4. Kano: Home Sweet Home. I got a lot of shit for my first post, where I had the nerve to say that Kano had a better live show than Roll Deep. Check the comment section; heads are quick to tell me that I know nothing about grime and that my opinion means nothing. The thing is that they’re basically right. Plenty of critics follow every fluctuation in the grime scene, keeping up with all the chaos and talking about it as the next coming of punk or rap or hardcore techno, the future of music. I’m not one of them; grime isn’t my beat. I think of it as an interesting rap subgenre, compelling evidence of rap’s continuing global takeover and fracturing into regional scenes. From where I’m sitting, it’s produced one great album (Dizzee Rascal’s Showtime) and a handful of great singles and good albums. I don’t seek out every mixtape import; I just don’t like it enough. I’m a rap guy, and that’s why I really, really like Kano. From a rap guy perspective, he’s an amazing rapper, quick and precise and charismatic and fun. I like how he questions his own next-guy status on “Sometimes” and slams bouncers on “Typical Me” and gets all gooey on “Brown Eyes.” And from a rap guy perspective, the production on Home Sweet Home is as varied as it is great: Latin horns and pianos on “Remember Me,” “War Pigs” guitars on “I Don’t Know Why,” goofy big-room house on “Nobody Don’t Dance No More.” And “Ps and Qs” is easily one of the best grime singles I’ve heard, pinpoint fast-rap delivery and casual fuck-yous over this gorgeously breathless laser-ping beat. If more grime sounded like this instead of like M.O.P. bellowing in Jamaican accents over car alarms, maybe I’d pay more attention.

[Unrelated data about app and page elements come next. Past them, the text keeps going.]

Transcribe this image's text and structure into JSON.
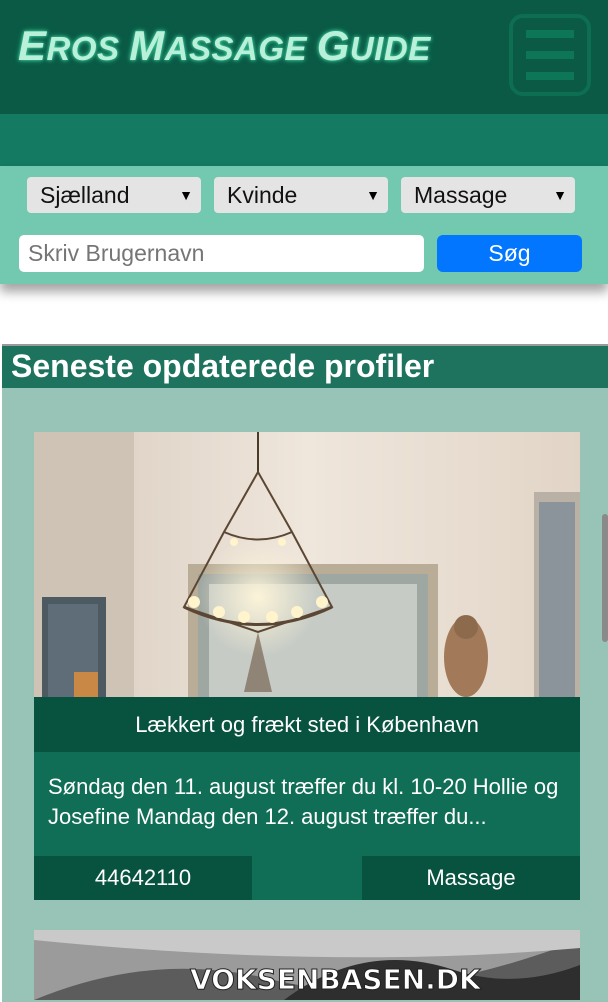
{
  "header": {
    "logo_parts": [
      "E",
      "ROS ",
      "M",
      "ASSAGE ",
      "G",
      "UIDE"
    ],
    "logo_text": "Eros Massage Guide"
  },
  "search": {
    "region_value": "Sjælland",
    "gender_value": "Kvinde",
    "category_value": "Massage",
    "username_placeholder": "Skriv Brugernavn",
    "submit_label": "Søg"
  },
  "section": {
    "title": "Seneste opdaterede profiler"
  },
  "profiles": [
    {
      "title": "Lækkert og frækt sted i København",
      "description": "Søndag den 11. august træffer du kl. 10-20 Hollie og Josefine Mandag den 12. august træffer du...",
      "phone": "44642110",
      "category": "Massage"
    },
    {
      "watermark": "VOKSENBASEN.DK"
    }
  ],
  "icons": {
    "menu": "hamburger-menu-icon",
    "dropdown": "triangle-down-icon"
  },
  "colors": {
    "header": "#0a5a45",
    "search_bg": "#72c9b0",
    "search_button": "#0276ff",
    "card": "#0f6e55"
  }
}
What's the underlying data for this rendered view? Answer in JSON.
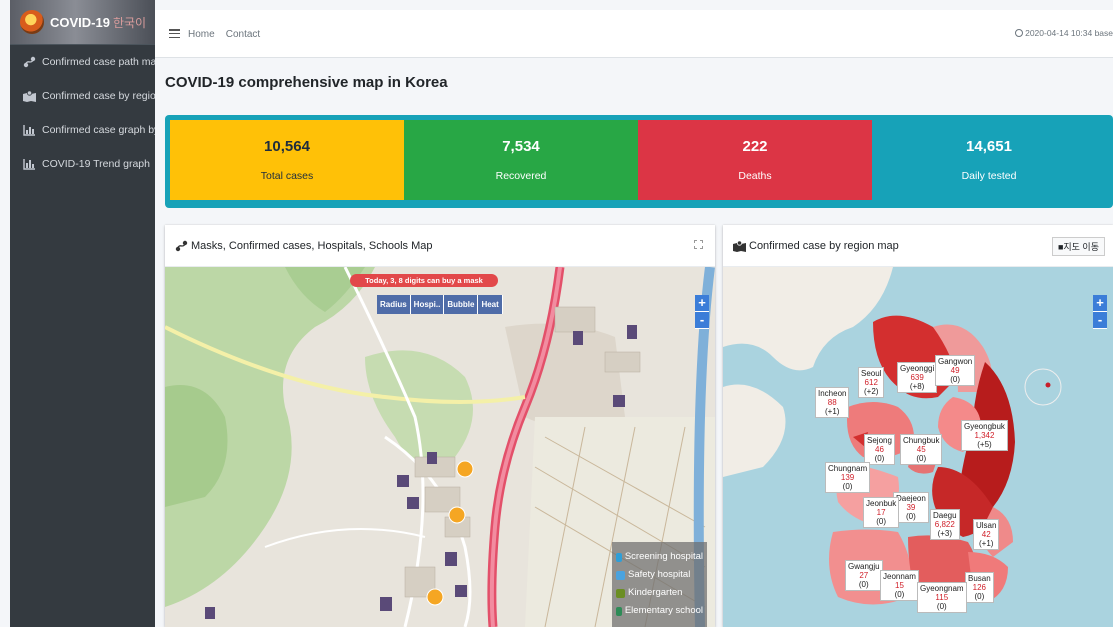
{
  "brand": {
    "title": "COVID-19",
    "subtitle": "한국이"
  },
  "sidebar": {
    "items": [
      {
        "label": "Confirmed case path map"
      },
      {
        "label": "Confirmed case by region m"
      },
      {
        "label": "Confirmed case graph by reg"
      },
      {
        "label": "COVID-19 Trend graph"
      }
    ]
  },
  "header": {
    "home": "Home",
    "contact": "Contact",
    "updated": "2020-04-14 10:34 base"
  },
  "page_title": "COVID-19 comprehensive map in Korea",
  "stats": {
    "total": {
      "value": "10,564",
      "label": "Total cases"
    },
    "recovered": {
      "value": "7,534",
      "label": "Recovered"
    },
    "deaths": {
      "value": "222",
      "label": "Deaths"
    },
    "tested": {
      "value": "14,651",
      "label": "Daily tested"
    }
  },
  "left_card": {
    "title": "Masks, Confirmed cases, Hospitals, Schools Map",
    "banner": "Today, 3, 8 digits can buy a mask",
    "modes": [
      "Radius",
      "Hospi..",
      "Bubble",
      "Heat"
    ],
    "legend": [
      {
        "label": "Screening hospital",
        "color": "#2f9fd8"
      },
      {
        "label": "Safety hospital",
        "color": "#4aa3df"
      },
      {
        "label": "Kindergarten",
        "color": "#6b8e23"
      },
      {
        "label": "Elementary school",
        "color": "#2e8b57"
      }
    ],
    "zoom_in": "+",
    "zoom_out": "-"
  },
  "right_card": {
    "title": "Confirmed case by region map",
    "move_button": "■지도 이동",
    "zoom_in": "+",
    "zoom_out": "-",
    "regions": [
      {
        "name": "Seoul",
        "value": "612",
        "change": "(+2)"
      },
      {
        "name": "Gyeonggi",
        "value": "639",
        "change": "(+8)"
      },
      {
        "name": "Gangwon",
        "value": "49",
        "change": "(0)"
      },
      {
        "name": "Incheon",
        "value": "88",
        "change": "(+1)"
      },
      {
        "name": "Gyeongbuk",
        "value": "1,342",
        "change": "(+5)"
      },
      {
        "name": "Sejong",
        "value": "46",
        "change": "(0)"
      },
      {
        "name": "Chungbuk",
        "value": "45",
        "change": "(0)"
      },
      {
        "name": "Chungnam",
        "value": "139",
        "change": "(0)"
      },
      {
        "name": "Daejeon",
        "value": "39",
        "change": "(0)"
      },
      {
        "name": "Jeonbuk",
        "value": "17",
        "change": "(0)"
      },
      {
        "name": "Daegu",
        "value": "6,822",
        "change": "(+3)"
      },
      {
        "name": "Ulsan",
        "value": "42",
        "change": "(+1)"
      },
      {
        "name": "Gwangju",
        "value": "27",
        "change": "(0)"
      },
      {
        "name": "Jeonnam",
        "value": "15",
        "change": "(0)"
      },
      {
        "name": "Busan",
        "value": "126",
        "change": "(0)"
      },
      {
        "name": "Gyeongnam",
        "value": "115",
        "change": "(0)"
      }
    ]
  },
  "colors": {
    "yellow": "#ffc107",
    "green": "#28a745",
    "red": "#dc3545",
    "teal": "#17a2b8"
  }
}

5. Sufjan Stevens: Come On Feel the Illinoise! It took a while for me to really hear this album because I couldn’t get past “Chicago,” simply the best song of the year. “Chicago” is just glorious, an achingly gorgeous epic of smallness, swelling and falling and expanding and just filling the air. The part in the middle where he sings “I’ve made a lot of mistakes” and the choir comes in on the chorus makes breath stop for a second every time. It’s still hard for me to listen to the album without stopping and playing “Chicago” over and over again; it’s what I’m doing right now. But the rest of the album is nearly as full of perfect little string bits and swoony choruses and tingley bells. Illinoise is an indie-pop Late Registration, an album of staggering sweep and ambition that doesn’t sacrifice any of the pleasures of its genre. The simpering, twee cuteness of indie-pop is still fully in effect, and that sounds like a complaint, but it really isn’t, since the escape-from-reality factor is really what I like about indie-pop. Illinoise is the best record of its kind since Belle and Sebastian’s If You’re Feeling Sinister, and it deserves all the laudatory reviews it’s gotten, which is quite an accomplishment since there have been a whole mess of them.